The Starman shorts even passed the patent pending JerseyPocket OSIFMU** 9hr longevity test with flying colours. This most robust of cycling shorts trials involves the tester (me) inadvertently forgetting to take a change of underclothes with him to the office and having to wear the padded shorts all day under his work jeans. The padded short/jean combo are then subjected to long, sweaty hours in the office chair, meeting room chairs, often walking to and then sitting down on a restaurant chair at lunch before being expected to perform normal cycling related duties again on the way home. And they must do all this in what I like to call TES – ‘Total Effing Secrecy’. No unusual lumpy bits must be discernible through the seat of the jeans, no awkward riding up or sliding down of hems that might require mid-meeting attention is permitted. And definitely nothing peeking out of the waistband. Those pesky bib straps have been the undoing of many an OSIFMU test, spilling out just as I rise out of my seat to shake hands with a client at the end of a particularly serious presentation. And some of the pads, anti-bacterial or not, have failed to give adequate service under such protracted, hot seat conditions, with disastrous results for the weekend ride a couple of days hence.

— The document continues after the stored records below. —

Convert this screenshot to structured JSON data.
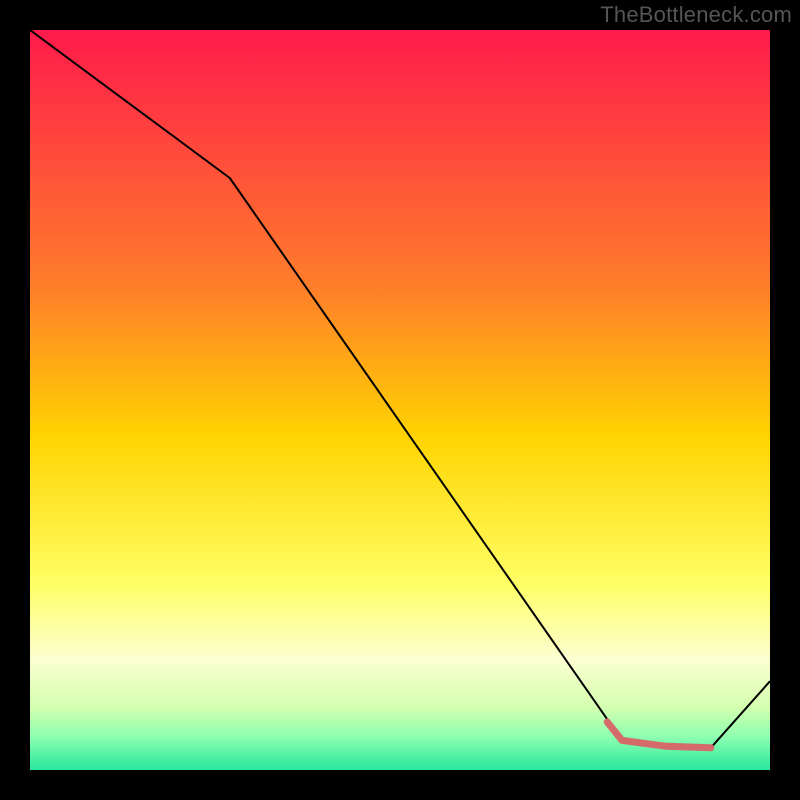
{
  "watermark": "TheBottleneck.com",
  "chart_data": {
    "type": "line",
    "title": "",
    "xlabel": "",
    "ylabel": "",
    "xlim": [
      0,
      100
    ],
    "ylim": [
      0,
      100
    ],
    "grid": false,
    "legend": false,
    "line_color": "#000000",
    "line_width": 2,
    "background": "vertical_gradient",
    "gradient_stops": [
      {
        "offset": 0.0,
        "color": "#ff1a4b"
      },
      {
        "offset": 0.35,
        "color": "#ff7f2a"
      },
      {
        "offset": 0.55,
        "color": "#ffd400"
      },
      {
        "offset": 0.75,
        "color": "#ffff66"
      },
      {
        "offset": 0.85,
        "color": "#fcffd1"
      },
      {
        "offset": 0.915,
        "color": "#d4ffb0"
      },
      {
        "offset": 0.955,
        "color": "#8dffb0"
      },
      {
        "offset": 1.0,
        "color": "#28e69e"
      }
    ],
    "x": [
      0,
      27,
      80,
      92,
      100
    ],
    "values": [
      100,
      80,
      4,
      3,
      12
    ],
    "highlight_segment": {
      "color": "#d46a6a",
      "width": 7,
      "x": [
        78,
        80,
        86,
        92
      ],
      "values": [
        6.5,
        4,
        3.2,
        3
      ]
    }
  }
}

So the Starman shorts should get a mighty thumbs up. But I would never wear them without the baggies on top and for that reason they can’t. Why? Because of the pattern on the bum.
The what on the what? Exactly. As noted above I want to minimise the amount my fellow riders look at my butt during our weekend cycle rides so any kind of eye-catching detail back there is debatable at best. Make that detail a shimmery dusting of tiny reflective stars and I find my eyebrows knitted in serious consternation. I’m a big admirer of an occasional reflective detail on shorts, tights, jerseys or jackets – and for those running the nightly gauntlet of London’s cross-town traffic you would think that the more the merrier. But the twin reflective tabs on each leg, along with the reflective logo on the haunch (?) would be quite enough. Covering the whole lower back panel with a galaxy of micro-stars is too much for me I’m afraid. And it’s not just the attraction of fellow club riders that concerns me. Just imagine if I bend over in an important meeting and that little disco effect yawns out. It would be a lot easier to explain away bib straps..
I really want to like HUEZ*. Their striking graphic ident caught my eye a few months ago and the packaging that the shorts (and a bomber jacket which will be reviewed separately) arrived in was beautifully thought out and executed. The garments are well made, comfy and have the low key colourations that I really like. But something jars and I’m struggling to put my finger on it. Maybe it is just that glittery sea of stars on the shorts. Or maybe the baggy cuts they seem to prefer for their jackets. Or maybe its just the inexplicable refusal to let their model wear any socks in their photo shoots. For now something isn’t quite right for me.
I think that there will be plenty more to come from HUEZ*. We’ll be watching with interest.
** OSIFMU – Oh Shit I Forgot My Underpants
* Huez – they just have an asterisk on their logo.